Leaders of the nation's Hispanic community yesterday called on the presidential candidates of both parties to pledge to name Hispanics to the Cabinet and Supreme Court, oppose the English-only movement, press for changes in the Simpson-Rodino Immigration Act, and increase spending on education, housing and health programs.

The list was put forward in the National Hispanic Agenda '88, a document drafted over the past several months and released yesterday by a bipartisan group of more than 100 Hispanic elected officials and community leaders from 20 states.

"We have been given less attention {in the presidential election} than our size and growth potential warrants," said Henry Cisneros, mayor of San Antonio and chairman of the task force that prepared the agenda.

There are 18.8 million Hispanics on the mainland and 3.3 million in Puerto Rico. They are the fastest growing minority group in the country. Since 1980, the U.S. Hispanic population has increased by 30 percent, compared with 6 percent for the non-Hispanic population.

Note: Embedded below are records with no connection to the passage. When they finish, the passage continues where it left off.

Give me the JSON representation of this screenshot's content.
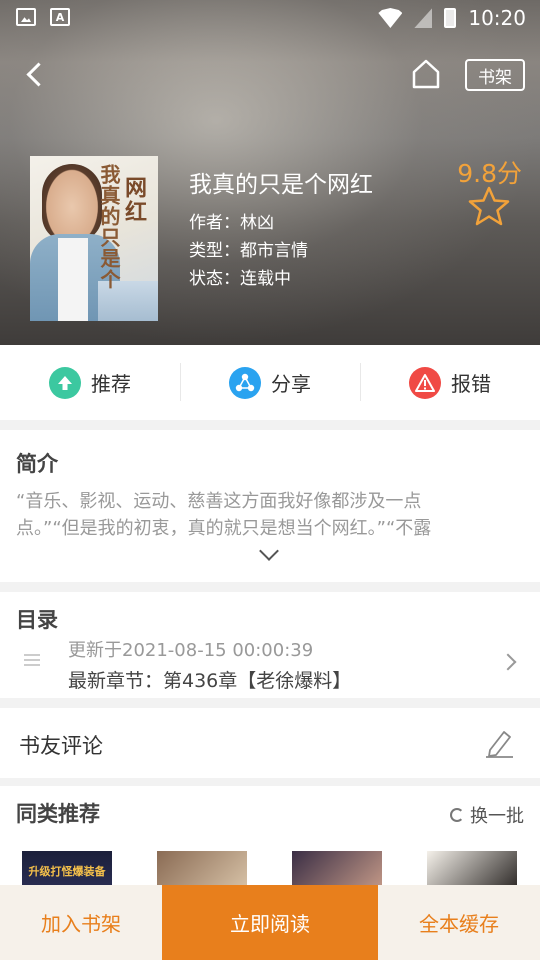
{
  "status_bar": {
    "time": "10:20"
  },
  "header": {
    "shelf_label": "书架"
  },
  "book": {
    "title": "我真的只是个网红",
    "author": "作者：林凶",
    "genre": "类型：都市言情",
    "status": "状态：连载中",
    "score": "9.8分",
    "cover_title_main": "网红",
    "cover_title_sub": "我真的只是个"
  },
  "actions": [
    {
      "label": "推荐",
      "icon": "up-arrow-icon",
      "color": "#3cc8a0"
    },
    {
      "label": "分享",
      "icon": "share-icon",
      "color": "#2aa3f0"
    },
    {
      "label": "报错",
      "icon": "warning-icon",
      "color": "#f04a45"
    }
  ],
  "intro": {
    "title": "简介",
    "text": "“音乐、影视、运动、慈善这方面我好像都涉及一点\n点。”“但是我的初衷，真的就只是想当个网红。”“不露"
  },
  "toc": {
    "title": "目录",
    "updated": "更新于2021-08-15 00:00:39",
    "latest": "最新章节：第436章【老徐爆料】"
  },
  "comments": {
    "title": "书友评论"
  },
  "similar": {
    "title": "同类推荐",
    "refresh_label": "换一批",
    "thumb1_text": "升级打怪爆装备"
  },
  "bottom_bar": {
    "add_shelf": "加入书架",
    "read_now": "立即阅读",
    "cache_all": "全本缓存"
  },
  "colors": {
    "accent": "#e87f1c",
    "score": "#f2a23a"
  }
}
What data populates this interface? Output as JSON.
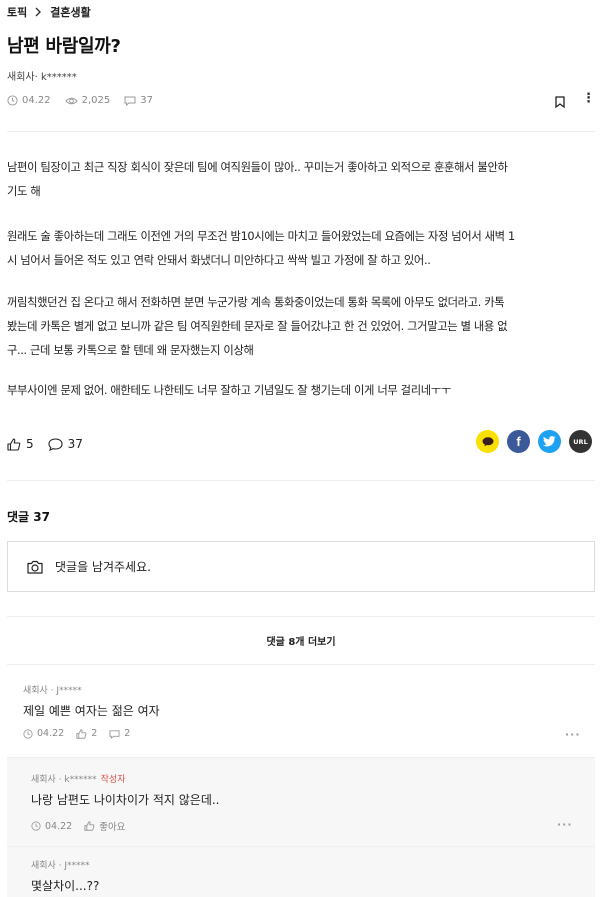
{
  "breadcrumb": {
    "root": "토픽",
    "category": "결혼생활"
  },
  "post": {
    "title": "남편 바람일까?",
    "author": "새회사· k******",
    "date": "04.22",
    "views": "2,025",
    "comments": "37",
    "paragraphs": [
      [
        "남편이 팀장이고 최근 직장 회식이 잦은데 팀에 여직원들이 많아.. 꾸미는거 좋아하고 외적으로 훈훈해서 불안하",
        "기도 해"
      ],
      [
        "원래도 술 좋아하는데 그래도 이전엔 거의 무조건 밤10시에는 마치고 들어왔었는데 요즘에는 자정 넘어서 새벽 1",
        "시 넘어서 들어온 적도 있고 연락 안돼서 화냈더니 미안하다고 싹싹 빌고 가정에 잘 하고 있어.."
      ],
      [
        "꺼림칙했던건 집 온다고 해서 전화하면 분면 누군가랑 계속 통화중이었는데 통화 목록에 아무도 없더라고. 카톡",
        "봤는데 카톡은 별게 없고 보니까 같은 팀 여직원한테 문자로 잘 들어갔냐고 한 건 있었어. 그거말고는 별 내용 없",
        "구... 근데 보통 카톡으로 할 텐데 왜 문자했는지 이상해"
      ],
      [
        "부부사이엔 문제 없어. 애한테도 나한테도 너무 잘하고 기념일도 잘 챙기는데 이게 너무 걸리네ㅜㅜ"
      ]
    ],
    "likes": "5",
    "comment_count": "37"
  },
  "share": {
    "kakao_icon": "kakao-icon",
    "facebook_label": "f",
    "url_label": "URL"
  },
  "comments_section": {
    "heading": "댓글 37",
    "placeholder": "댓글을 남겨주세요.",
    "more_label": "댓글 8개 더보기",
    "items": [
      {
        "author": "새회사 · J*****",
        "tag": "",
        "text": "제일 예쁜 여자는 젊은 여자",
        "date": "04.22",
        "likes": "2",
        "replies": "2"
      },
      {
        "author": "새회사 · k******",
        "tag": "작성자",
        "text": "나랑 남편도 나이차이가 적지 않은데..",
        "date": "04.22",
        "likes": "좋아요"
      },
      {
        "author": "새회사 · J*****",
        "tag": "",
        "text": "몇살차이...??"
      }
    ]
  },
  "colors": {
    "kakao": "#f9e000",
    "facebook": "#3b5998",
    "twitter": "#1da1f2",
    "url": "#333333",
    "author_tag": "#d9534f"
  }
}
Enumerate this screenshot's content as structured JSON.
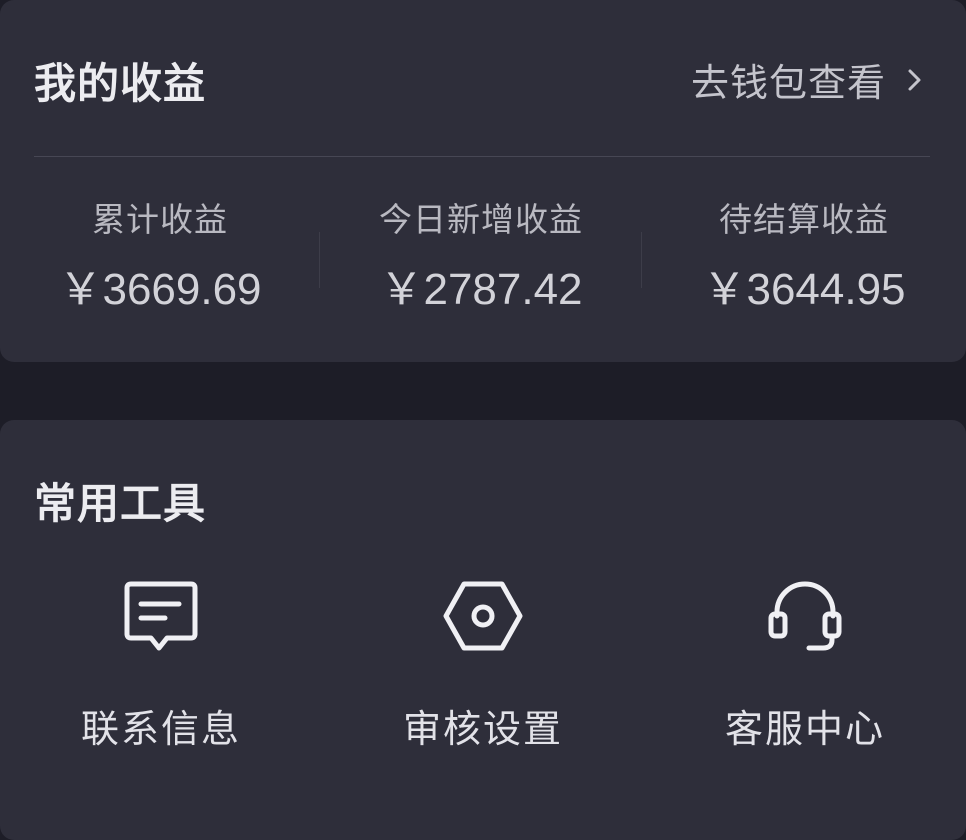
{
  "earnings": {
    "title": "我的收益",
    "wallet_link": "去钱包查看",
    "stats": [
      {
        "label": "累计收益",
        "value": "￥3669.69"
      },
      {
        "label": "今日新增收益",
        "value": "￥2787.42"
      },
      {
        "label": "待结算收益",
        "value": "￥3644.95"
      }
    ]
  },
  "tools": {
    "title": "常用工具",
    "items": [
      {
        "label": "联系信息",
        "icon": "message-icon"
      },
      {
        "label": "审核设置",
        "icon": "settings-hex-icon"
      },
      {
        "label": "客服中心",
        "icon": "headset-icon"
      }
    ]
  }
}
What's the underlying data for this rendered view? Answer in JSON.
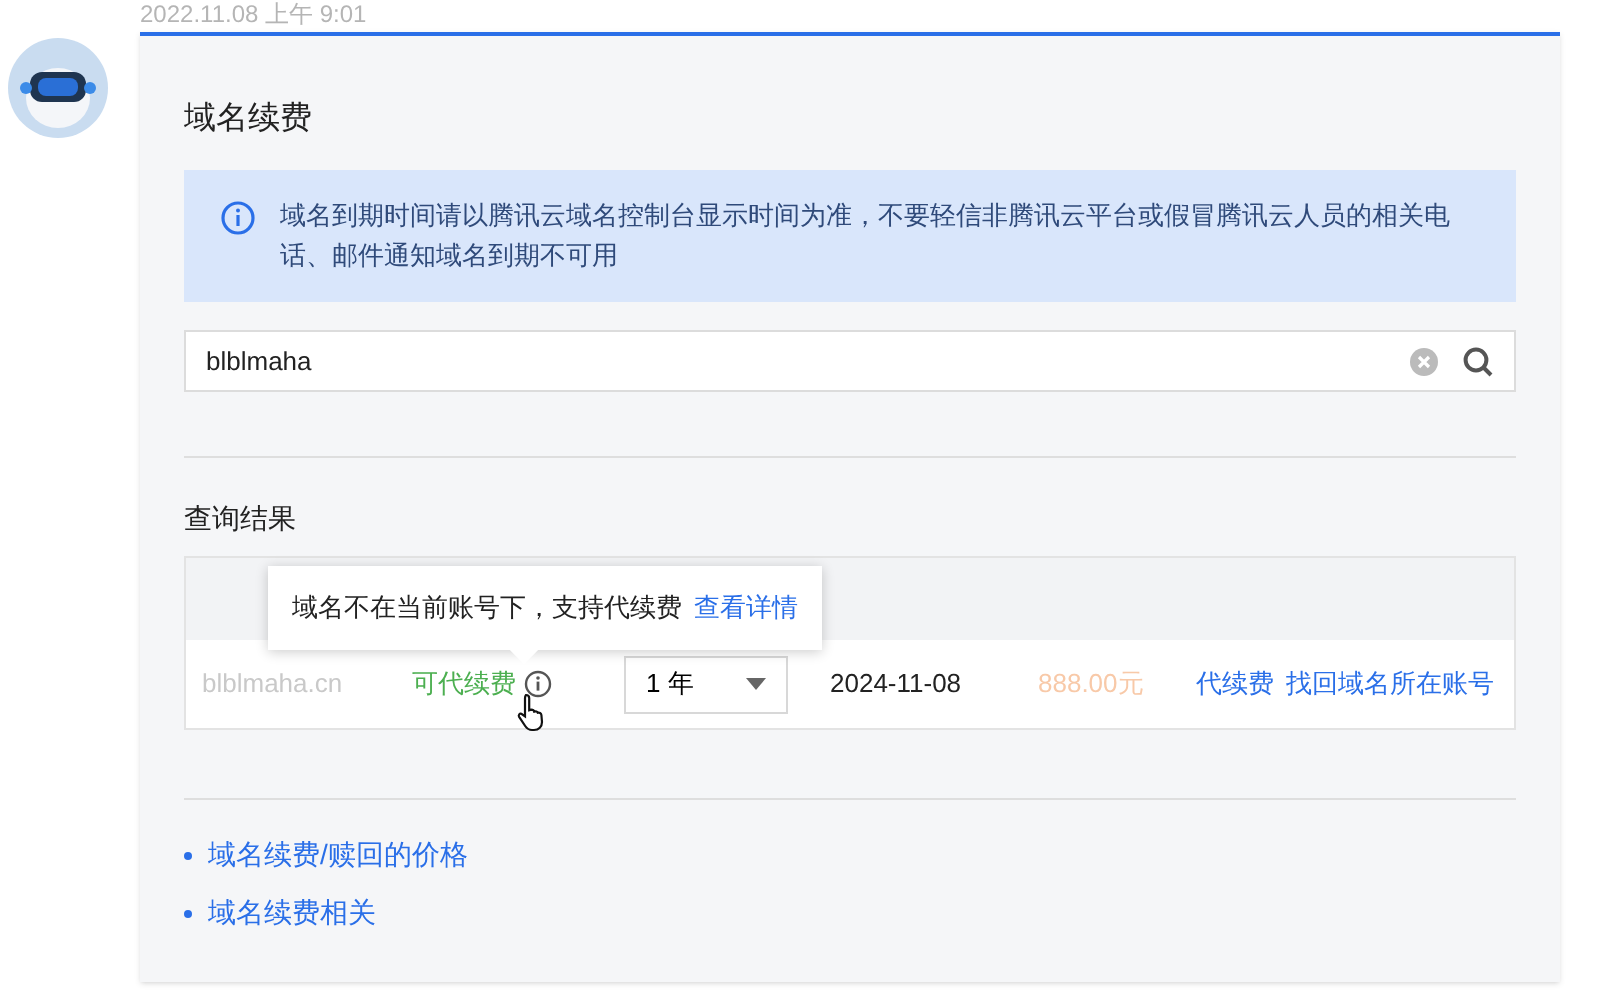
{
  "timestamp": "2022.11.08 上午 9:01",
  "card": {
    "title": "域名续费",
    "alert": "域名到期时间请以腾讯云域名控制台显示时间为准，不要轻信非腾讯云平台或假冒腾讯云人员的相关电话、邮件通知域名到期不可用",
    "search": {
      "value": "blblmaha"
    },
    "results_title": "查询结果",
    "tooltip": {
      "text": "域名不在当前账号下，支持代续费",
      "link": "查看详情"
    },
    "rows": [
      {
        "domain": "blblmaha.cn",
        "status": "可代续费",
        "period": "1 年",
        "expiry": "2024-11-08",
        "price": "888.00元",
        "actions": [
          "代续费",
          "找回域名所在账号"
        ]
      }
    ],
    "links": [
      "域名续费/赎回的价格",
      "域名续费相关"
    ]
  }
}
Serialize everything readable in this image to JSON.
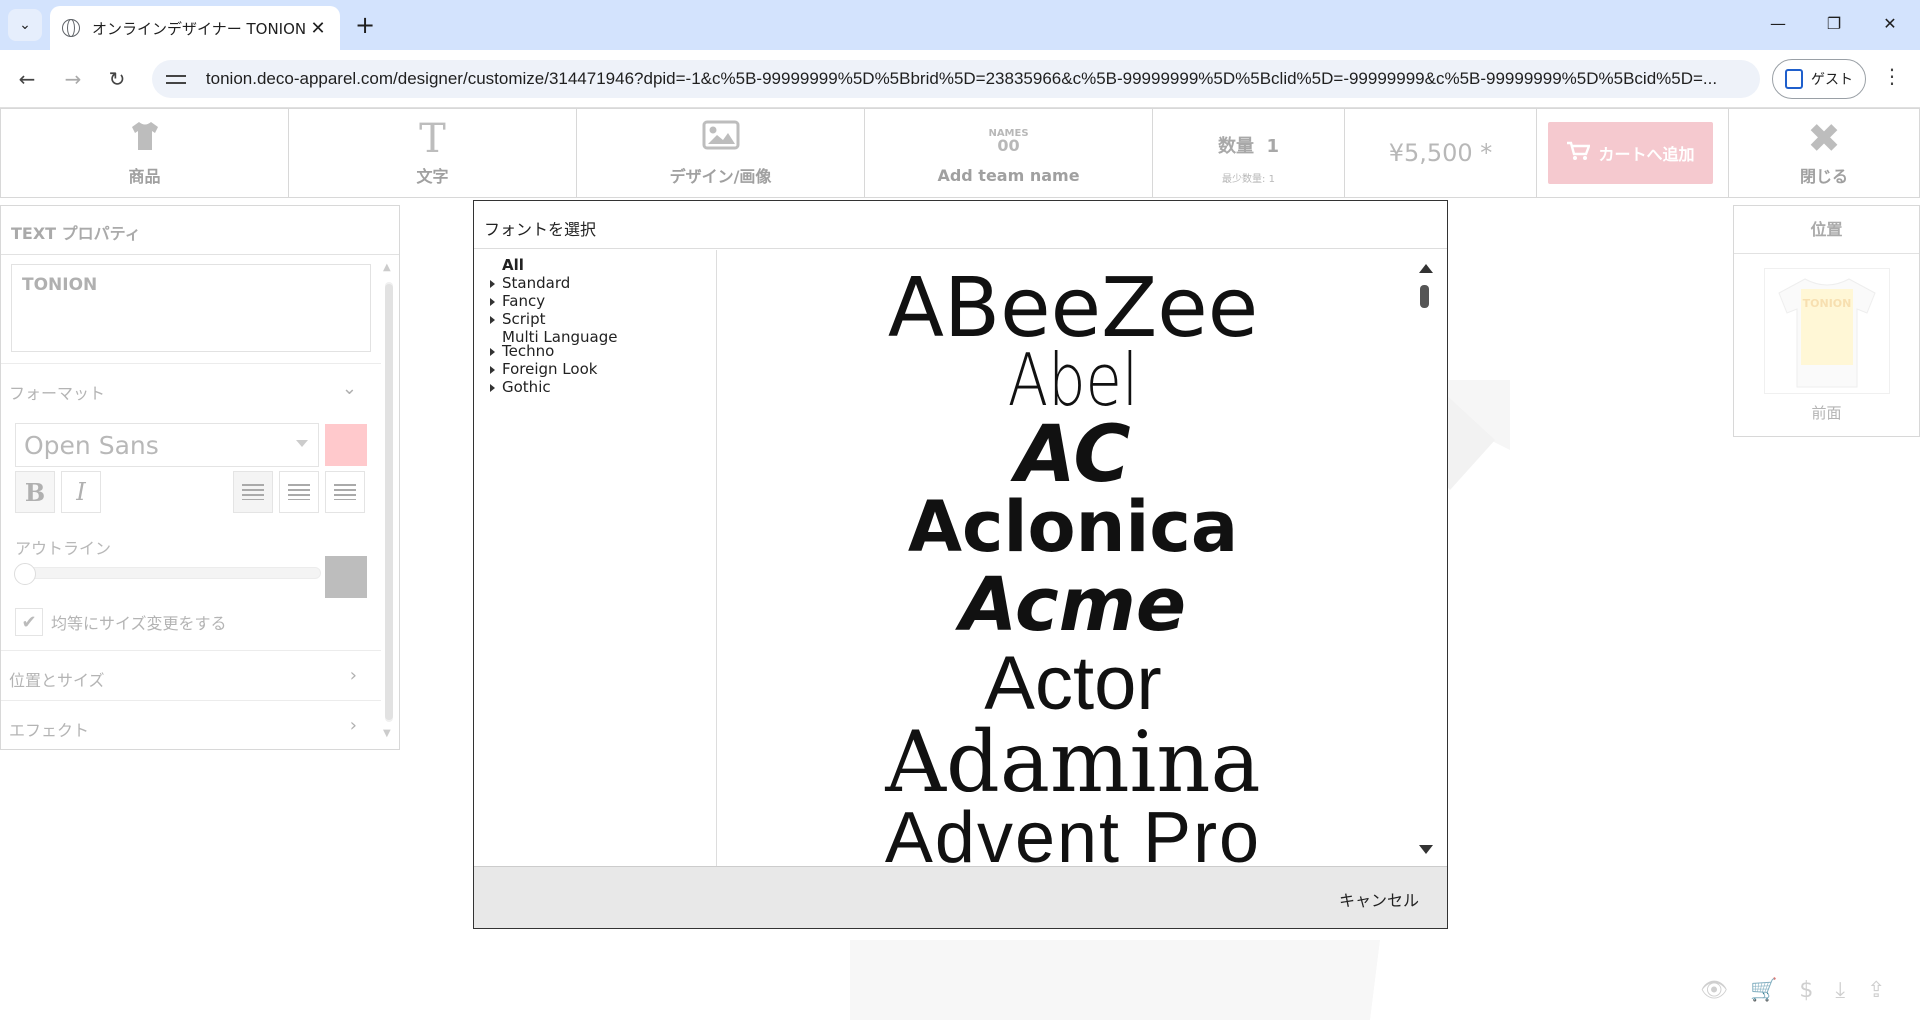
{
  "browser": {
    "tab_title": "オンラインデザイナー TONION",
    "url": "tonion.deco-apparel.com/designer/customize/314471946?dpid=-1&c%5B-99999999%5D%5Bbrid%5D=23835966&c%5B-99999999%5D%5Bclid%5D=-99999999&c%5B-99999999%5D%5Bcid%5D=...",
    "guest_label": "ゲスト",
    "icons": [
      "tab-search-icon",
      "globe-icon",
      "close-icon",
      "plus-icon",
      "minimize-icon",
      "restore-icon",
      "close-window-icon",
      "back-icon",
      "forward-icon",
      "reload-icon",
      "site-info-icon",
      "guest-icon",
      "more-icon"
    ]
  },
  "toolbar": {
    "product_label": "商品",
    "text_label": "文字",
    "design_label": "デザイン/画像",
    "team_badge": "NAMES\n00",
    "team_label": "Add team name",
    "qty_label": "数量",
    "qty_value": "1",
    "qty_min": "最少数量: 1",
    "price": "¥5,500 *",
    "cart_label": "カートへ追加",
    "close_label": "閉じる"
  },
  "props": {
    "header": "TEXT プロパティ",
    "text_value": "TONION",
    "format_label": "フォーマット",
    "font_value": "Open Sans",
    "text_color": "#ffc9cc",
    "outline_label": "アウトライン",
    "outline_color": "#bdbdbd",
    "outline_value": 0,
    "uniform_resize_label": "均等にサイズ変更をする",
    "uniform_resize_checked": true,
    "position_size_label": "位置とサイズ",
    "effect_label": "エフェクト"
  },
  "position_panel": {
    "header": "位置",
    "front_label": "前面",
    "thumb_text": "TONION"
  },
  "modal": {
    "title": "フォントを選択",
    "categories": [
      {
        "label": "All",
        "selected": true,
        "expandable": false
      },
      {
        "label": "Standard",
        "selected": false,
        "expandable": true
      },
      {
        "label": "Fancy",
        "selected": false,
        "expandable": true
      },
      {
        "label": "Script",
        "selected": false,
        "expandable": true
      },
      {
        "label": "Multi Language",
        "selected": false,
        "expandable": false
      },
      {
        "label": "Techno",
        "selected": false,
        "expandable": true
      },
      {
        "label": "Foreign Look",
        "selected": false,
        "expandable": true
      },
      {
        "label": "Gothic",
        "selected": false,
        "expandable": true
      }
    ],
    "fonts": [
      "ABeeZee",
      "Abel",
      "AC",
      "Aclonica",
      "Acme",
      "Actor",
      "Adamina",
      "Advent Pro"
    ],
    "cancel_label": "キャンセル"
  },
  "bottom_icons": [
    "eye-icon",
    "cart-icon",
    "dollar-icon",
    "download-icon",
    "share-icon"
  ]
}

The agenda is the first attempt to craft a single policy document for a varied community composed mainly of Mexican Americans, Cuban Americans, Puerto Ricans and Central Americans. It is being delivered to the candidates at a time when "special interest" pleading by any group is looked upon warily, especially by Democrats, who remember how Walter F. Mondale was stigmatized because he supposedly bowed to certain special interests in the 1984 presidential campaign.

"What's wrong with being a special interest?" asked Denver Mayor Federico Penåa. "We are going to become a significant political force in the country and this agenda will help us speak with one voice."

Leaders of the task force said yesterday they plan to conduct forums with the Republican and Democratic candidates later this year, but noted that they did not plan, as a group, to endorse candidates.

The agenda reflected the concerns of a population whose poverty rate is nearly three times that of non-Hispanics.

It called for a National Early Childhood Education Initiative that would provide educational services to all 4- and 5-year-olds living below the poverty line; expanded dropout prevention and literacy programs, an expansion of small business programs, and an increase in funding for low-income housing.

It reiterated longstanding calls for Hispanic appointments to the Supreme Court and the Cabinet. At a meeting of the League of United Latin American Citizens earlier this year, several Democratic presidential candidates -- including Massachusetts Gov. Michael S. Dukakis and former Arizona governor Bruce Babbitt -- promised to appoint a Hispanic to the Cabinet, and Jesse L. Jackson said he would appoint a Hispanic to the Supreme Court.

On immigration policy, the task force report called for a phasing out of employer sanctions and an easing of rules regarding reunification of families.

On language policy, the report said that while "there is no question that English is the de facto language of the United States," English-only laws deprive non-English-speaking citizens of such basic rights as voting.